The Quran guarantees religious freedom, so why don’t Muslim scholars believe in it?

I would be very thankful if you could answer me on my following question. In Quran is written: "There shall be no compulsion in [acceptance of] the religion. The right course has become clear from the wrong. So whoever disbelieves in Taghut and believes in Allah has grasped the most trustworthy handhold with no break in it. And Allah is Hearing and Knowing."

But also on other places is talked about punishing or killing people who do things like for example: stopping being Muslim, having sex before marriage, being gay and so on. With punishing I mean punishing on this world, and not when we die. If we have freedom to be Muslims or not, why there is no freedom of doing some things that are against religion but don't hurt other people. I am really confused and i hope you can clear this topic for me. Thank you in advance.

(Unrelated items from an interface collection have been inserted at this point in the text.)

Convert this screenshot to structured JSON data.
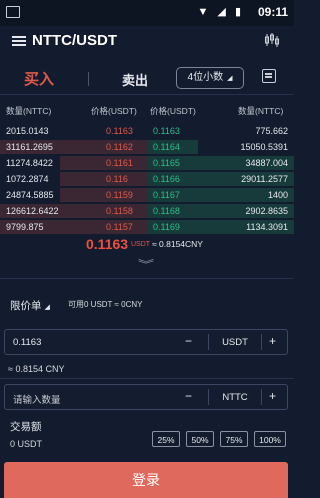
{
  "status_bar": {
    "time": "09:11",
    "icons": "▼ ◢ ▮"
  },
  "header": {
    "title": "NTTC/USDT"
  },
  "tabs": {
    "buy": "买入",
    "sell": "卖出",
    "decimals": "4位小数"
  },
  "orderbook": {
    "headers": [
      "数量(NTTC)",
      "价格(USDT)",
      "价格(USDT)",
      "数量(NTTC)"
    ],
    "rows": [
      {
        "sell_qty": "2015.0143",
        "sell_price": "0.1163",
        "buy_price": "0.1163",
        "buy_qty": "775.662"
      },
      {
        "sell_qty": "31161.2695",
        "sell_price": "0.1162",
        "buy_price": "0.1164",
        "buy_qty": "15050.5391"
      },
      {
        "sell_qty": "11274.8422",
        "sell_price": "0.1161",
        "buy_price": "0.1165",
        "buy_qty": "34887.004"
      },
      {
        "sell_qty": "1072.2874",
        "sell_price": "0.116",
        "buy_price": "0.1166",
        "buy_qty": "29011.2577"
      },
      {
        "sell_qty": "24874.5885",
        "sell_price": "0.1159",
        "buy_price": "0.1167",
        "buy_qty": "1400"
      },
      {
        "sell_qty": "126612.6422",
        "sell_price": "0.1158",
        "buy_price": "0.1168",
        "buy_qty": "2902.8635"
      },
      {
        "sell_qty": "9799.875",
        "sell_price": "0.1157",
        "buy_price": "0.1169",
        "buy_qty": "1134.3091"
      }
    ],
    "last_price": "0.1163",
    "last_unit": "USDT",
    "last_cny": "≈ 0.8154CNY"
  },
  "order": {
    "type": "限价单",
    "available": "可用0 USDT ≈ 0CNY",
    "price_value": "0.1163",
    "price_unit": "USDT",
    "price_approx": "≈ 0.8154 CNY",
    "qty_placeholder": "请输入数量",
    "qty_unit": "NTTC",
    "minus": "−",
    "plus": "+",
    "amount_label": "交易额",
    "amount_value": "0 USDT",
    "percents": [
      "25%",
      "50%",
      "75%",
      "100%"
    ],
    "login": "登录"
  },
  "colors": {
    "buy_red": "#e0584a",
    "sell_green": "#2fbf86",
    "bg": "#131c2e",
    "login_btn": "#e0695e"
  },
  "icons": [
    "menu-icon",
    "kline-chart-icon",
    "order-list-icon",
    "chevron-down-icon"
  ]
}
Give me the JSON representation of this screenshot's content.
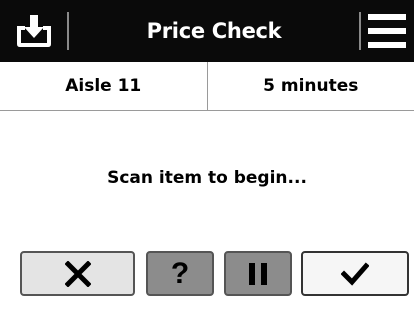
{
  "header": {
    "title": "Price Check",
    "download_icon": "download-tray-icon",
    "menu_icon": "hamburger-menu-icon"
  },
  "info": {
    "aisle": "Aisle 11",
    "duration": "5 minutes"
  },
  "status": {
    "message": "Scan item to begin..."
  },
  "actions": {
    "cancel_icon": "x-icon",
    "help_label": "?",
    "pause_icon": "pause-icon",
    "confirm_icon": "checkmark-icon"
  },
  "colors": {
    "titlebar_bg": "#0a0a0a",
    "button_gray": "#8c8c8c",
    "button_light": "#e4e4e4"
  }
}
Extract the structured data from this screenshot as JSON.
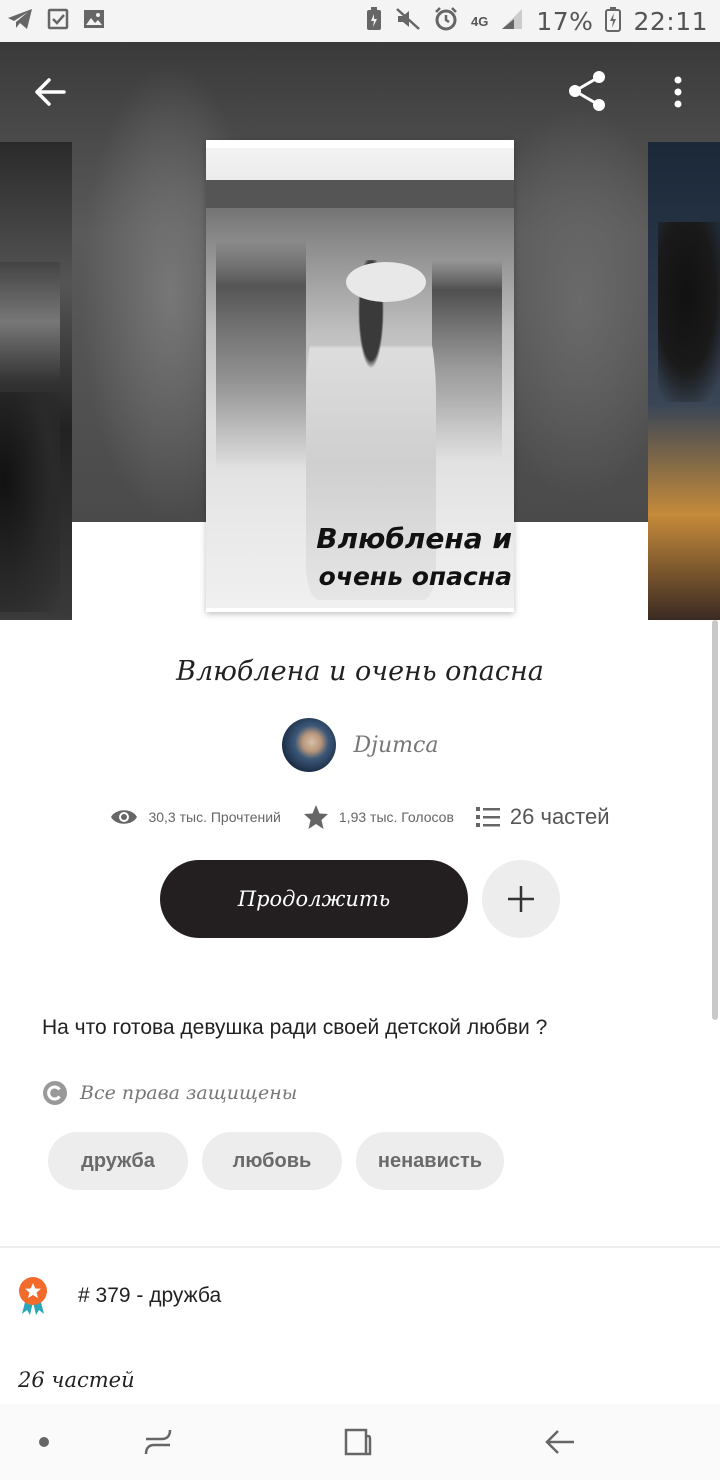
{
  "status_bar": {
    "network": "4G",
    "battery": "17%",
    "time": "22:11"
  },
  "header": {
    "back_icon": "arrow-left-icon",
    "share_icon": "share-icon",
    "more_icon": "more-vertical-icon"
  },
  "cover": {
    "line1": "Влюблена и",
    "line2": "очень опасна"
  },
  "story": {
    "title": "Влюблена и очень опасна",
    "author": "Djumca",
    "reads": "30,3 тыс. Прочтений",
    "votes": "1,93 тыс. Голосов",
    "parts": "26 частей",
    "continue_label": "Продолжить",
    "description": "На что готова девушка ради своей детской любви ?",
    "rights": "Все права защищены",
    "tags": [
      "дружба",
      "любовь",
      "ненависть"
    ],
    "rank": "# 379 - дружба",
    "parts_heading": "26 частей"
  },
  "colors": {
    "primary_button": "#231f20",
    "secondary_button": "#ededed",
    "tag_bg": "#ededed",
    "rank_badge": "#f26b2b"
  }
}
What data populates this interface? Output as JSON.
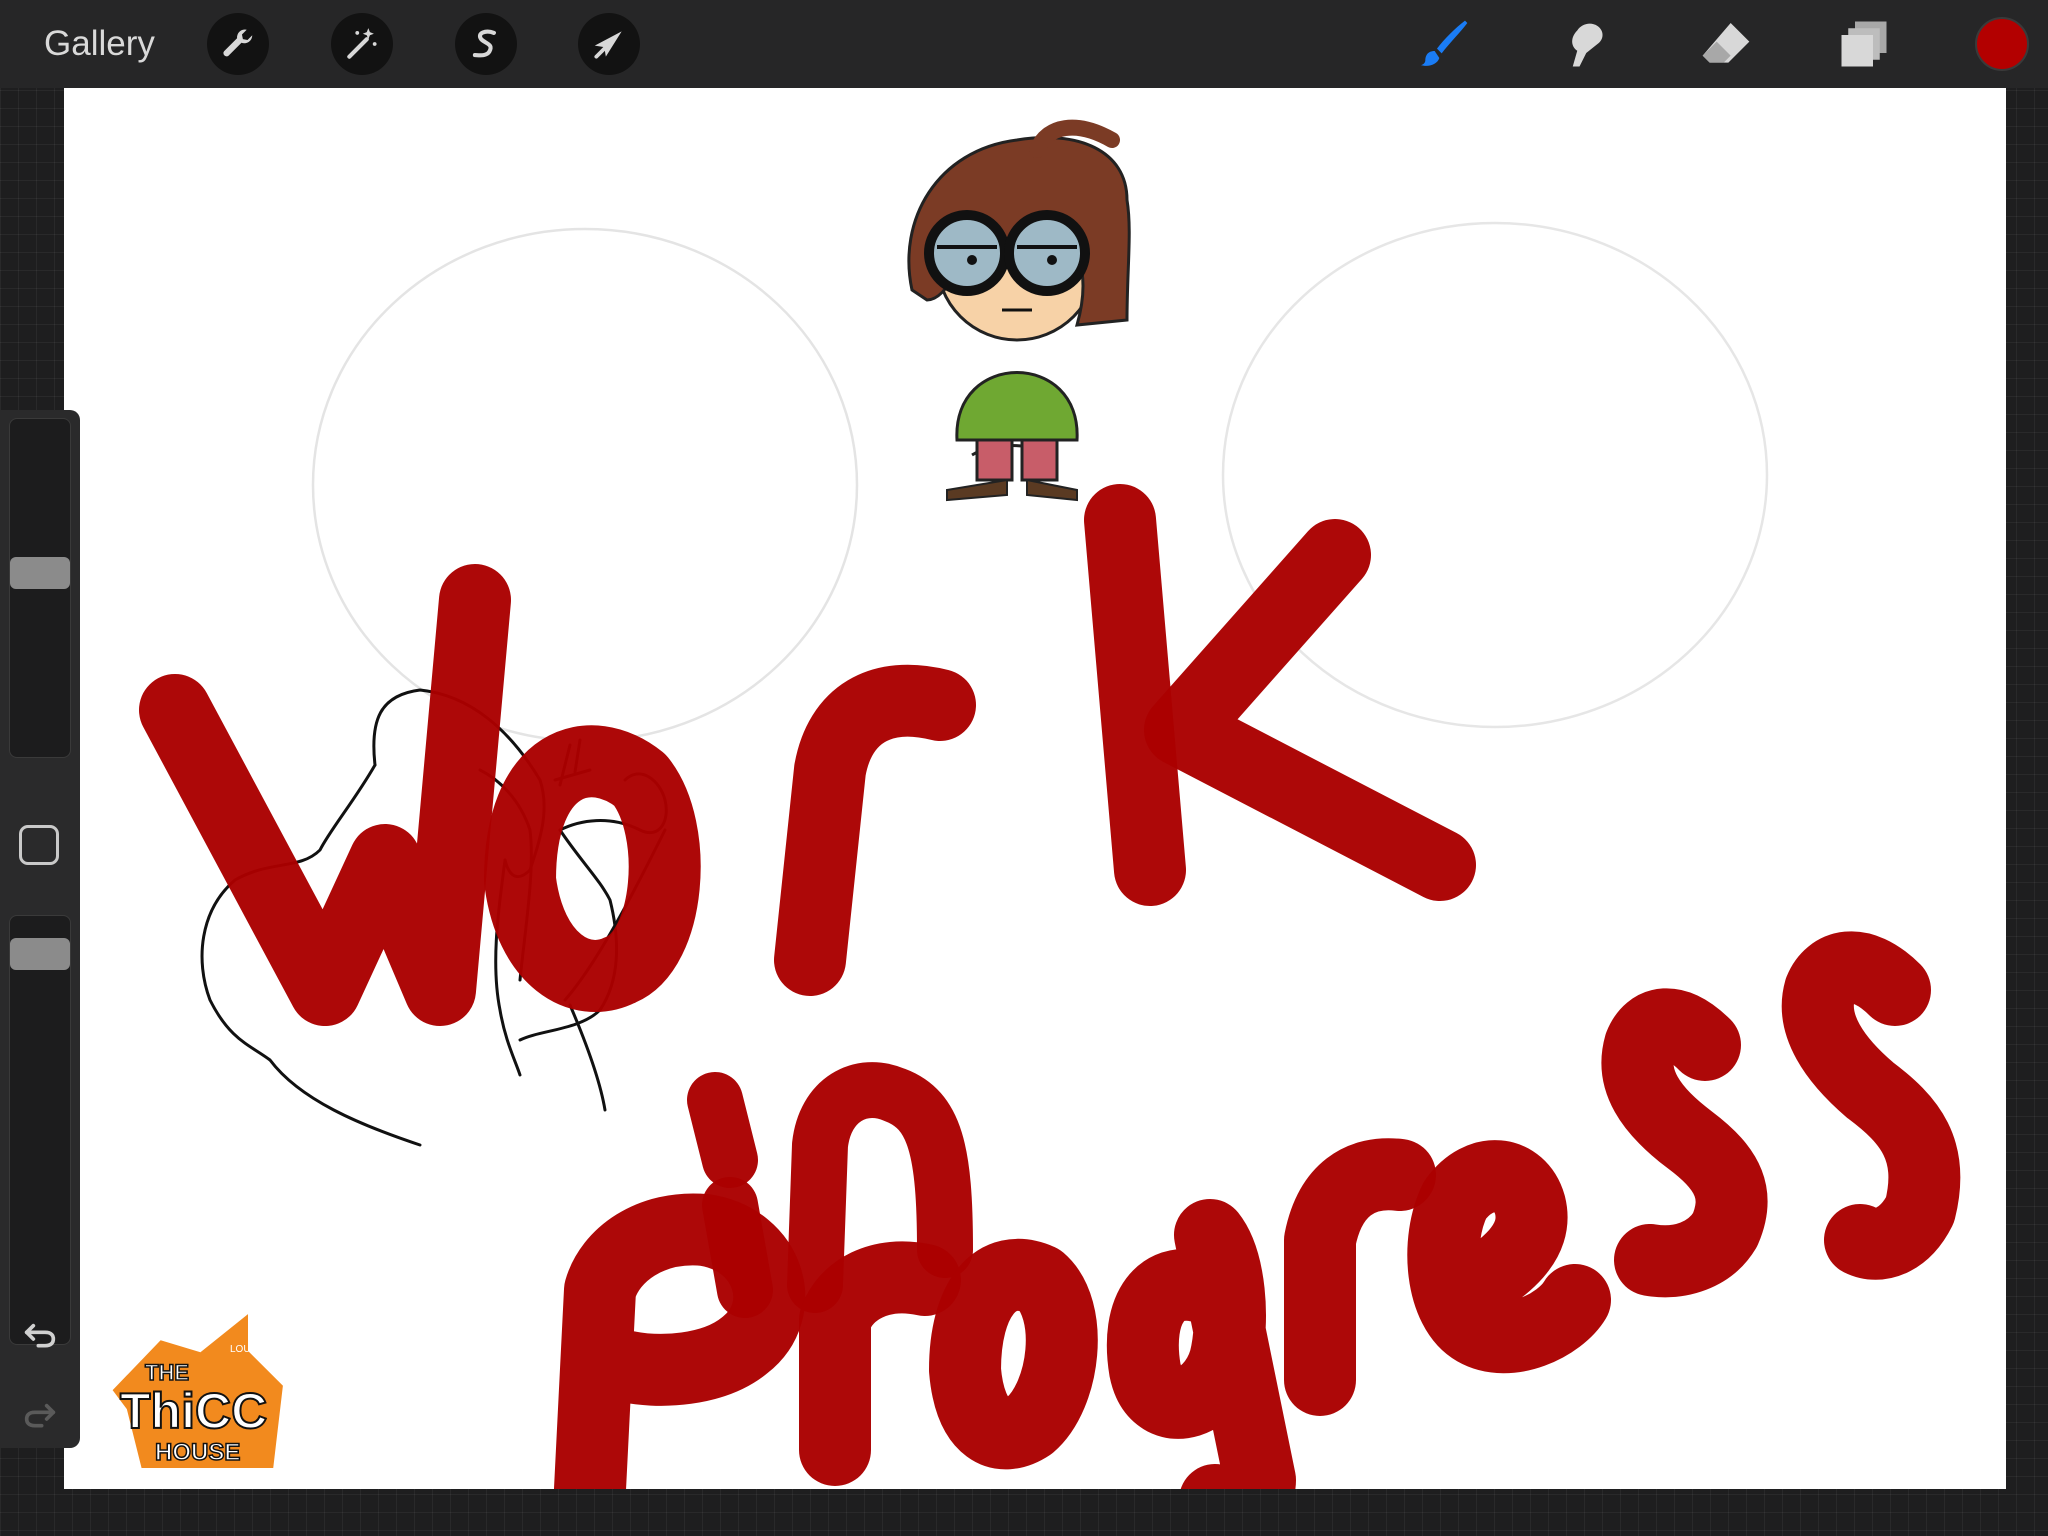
{
  "toolbar": {
    "gallery_label": "Gallery",
    "left_tools": [
      {
        "name": "actions",
        "icon": "wrench-icon"
      },
      {
        "name": "adjustments",
        "icon": "magic-wand-icon"
      },
      {
        "name": "selection",
        "icon": "selection-s-icon"
      },
      {
        "name": "transform",
        "icon": "arrow-cursor-icon"
      }
    ],
    "right_tools": [
      {
        "name": "brush",
        "icon": "brush-icon",
        "active": true
      },
      {
        "name": "smudge",
        "icon": "smudge-finger-icon",
        "active": false
      },
      {
        "name": "eraser",
        "icon": "eraser-icon",
        "active": false
      },
      {
        "name": "layers",
        "icon": "layers-icon",
        "active": false
      }
    ],
    "current_color": "#b30000",
    "active_tool_color": "#1a7cf5"
  },
  "sidebar": {
    "brush_size_level": 0.55,
    "brush_opacity_level": 0.95,
    "undo_icon": "undo-arrow-icon",
    "redo_icon": "redo-arrow-icon"
  },
  "canvas": {
    "lettering": [
      "Work",
      "in",
      "Progress"
    ],
    "paint_color": "#aa0000",
    "logo": {
      "top": "THE",
      "small": "LOUD",
      "middle": "ThiCC",
      "bottom": "HOUSE",
      "color": "#f28a1e"
    }
  }
}
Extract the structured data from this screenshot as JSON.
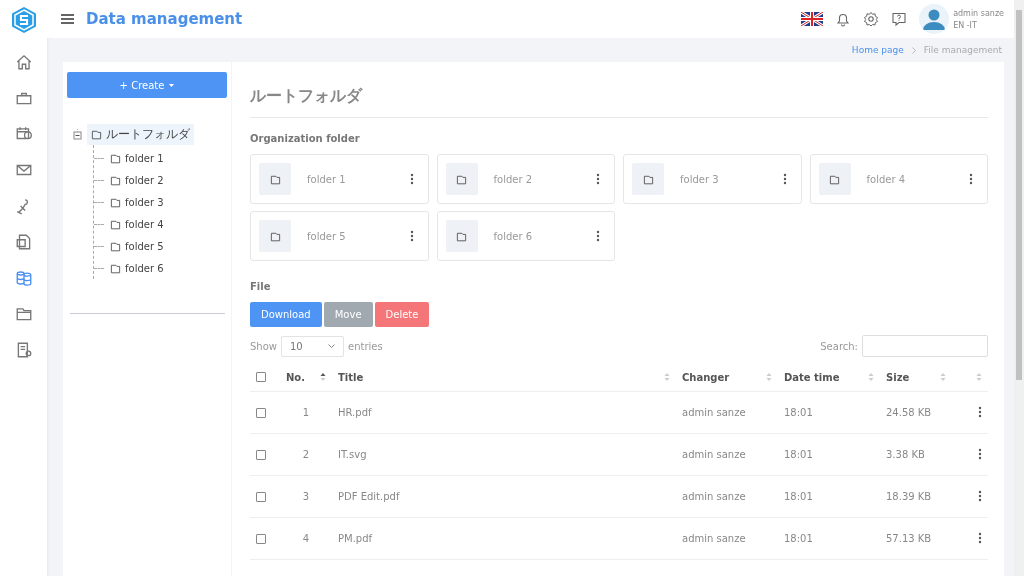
{
  "header": {
    "title": "Data management",
    "user_name": "admin sanze",
    "user_lang": "EN -IT"
  },
  "sidebar": {
    "items": [
      {
        "selected": false
      },
      {
        "selected": false
      },
      {
        "selected": false
      },
      {
        "selected": false
      },
      {
        "selected": false
      },
      {
        "selected": false
      },
      {
        "selected": true
      },
      {
        "selected": false
      },
      {
        "selected": false
      }
    ]
  },
  "breadcrumb": [
    "Home page",
    "File management"
  ],
  "create_button": "+ Create",
  "tree": {
    "label": "ルートフォルダ",
    "selected": true,
    "expanded": true,
    "children": [
      {
        "label": "folder 1",
        "selected": false
      },
      {
        "label": "folder 2",
        "selected": false
      },
      {
        "label": "folder 3",
        "selected": false
      },
      {
        "label": "folder 4",
        "selected": false
      },
      {
        "label": "folder 5",
        "selected": false
      },
      {
        "label": "folder 6",
        "selected": false
      }
    ]
  },
  "page_title": "ルートフォルダ",
  "folders_heading": "Organization folder",
  "folders": [
    "folder 1",
    "folder 2",
    "folder 3",
    "folder 4",
    "folder 5",
    "folder 6"
  ],
  "files_heading": "File",
  "actions": [
    {
      "label": "Download",
      "kind": "primary"
    },
    {
      "label": "Move",
      "kind": "secondary"
    },
    {
      "label": "Delete",
      "kind": "danger"
    }
  ],
  "length": {
    "prefix": "Show",
    "value": "10",
    "suffix": "entries"
  },
  "search_label": "Search:",
  "table": {
    "all_checked": false,
    "columns": [
      {
        "label": "No.",
        "sorted": true
      },
      {
        "label": "Title",
        "sorted": false
      },
      {
        "label": "Changer",
        "sorted": false
      },
      {
        "label": "Date time",
        "sorted": false
      },
      {
        "label": "Size",
        "sorted": false
      }
    ],
    "rows": [
      {
        "checked": false,
        "no": "1",
        "title": "HR.pdf",
        "changer": "admin sanze",
        "time": "18:01",
        "size": "24.58 KB"
      },
      {
        "checked": false,
        "no": "2",
        "title": "IT.svg",
        "changer": "admin sanze",
        "time": "18:01",
        "size": "3.38 KB"
      },
      {
        "checked": false,
        "no": "3",
        "title": "PDF Edit.pdf",
        "changer": "admin sanze",
        "time": "18:01",
        "size": "18.39 KB"
      },
      {
        "checked": false,
        "no": "4",
        "title": "PM.pdf",
        "changer": "admin sanze",
        "time": "18:01",
        "size": "57.13 KB"
      }
    ]
  }
}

Regarding the issue of religious freedom, you are right that the Quran guarantees it. The scholars, however, had to also reconcile various hadith narrations in which the Prophet Muhammad PBUH is mentioned as putting limitations on religious freedom. Another case is that of Abu Bakr in the Riddah wars; when some Arabian tribes wanted to leave Islam and stop paying the zakat, Abu Bakr did not let them but fought them until they were one again part of the Islamic state.

Out of these historical anecdotes, the scholars tried to come up with an interpretation of the religious freedom mentioned in the Quran. The interpretation they came up with was that Islam should not be forced on others, but that a Muslim should not be allowed to leave Islam. From their position of power and authority, it seemed only natural that this should be the case. Islam is God’s chosen religion, so people should be prevented from leaving it for their own good if not for anyone else’s.

That way of thinking went unchallenged until the last century or so. The new reality that Muslims found themselves in (being in a position of weakness rather than strength) forced the scholars to re-examine their interpretation of the idea of religious freedom. In the 20th century there was also a new movement to take the Quran more seriously than before. In the past, the Quran was treated as just a piece of historical evidence that stood side-by-side with hadith. In the 20th century, various new thinkers (Mustafa Mahmud, Muhammad al-Ghazali, Sayyid Qutb, Said Nursi, Ahmad Moftizadeh) arose who rejected this way of thinking and considered the Quran’s teachings superior and more authoritative than hadith. And with this came a new interpretation of various issues within Islam.

Out of this atmosphere came people like Mahmud Shaltut (Grand Imam of Al-Azhar from 1958 to 1963) ruled that apostates are only punished if they try to fight the Muslims and plot against them, that mere apostasy is not punishable, and more recently Ali Gomaa (Grand Mufti of Egypt from 2003–2013), who also says that apostasy is not punishable in Islam unless the apostates try to make other Muslims leave Islam. While this is not perfect religious freedom and not perfect freedom of speech, it is an important step in the right direction. Many clerics have yet to update their thinking on this matter, but that might happen within the next 50 years.

Regarding the death penalty for things like adultery and homosexual sex, this too, like the issue of apostasy, went unchallenged until the 20th century. The Egyptian scholar Muhammad Abu Zahra, one of the greatest scholars of Islamic law in the 20th century, rejected execution of adulterers saying that the historical evidence could be interpreted in a different way. Abu Zahra is not a liberal modernist, he was one of the religious scholars (ulema), and his opinion is highly significant.

Ideally, there should be a constitutional law that all Muslims and non-Muslims follow (as in Malaysia, although the Malaysian system has serious issues). Islamic law would be something that all Muslims willingly choose to live under, and anyone who wants to leave Islam should have the right to do so, so that they stop being subject to Islamic law and will only be subject to constitutional law that Muslims and non-Muslims agree upon.

In summary, the things you mentioned (killing apostates, adulterers and homosexuals) are all issues that have already been solved by respected scholars. What remains is for the rest of the scholars and preachers to catch up.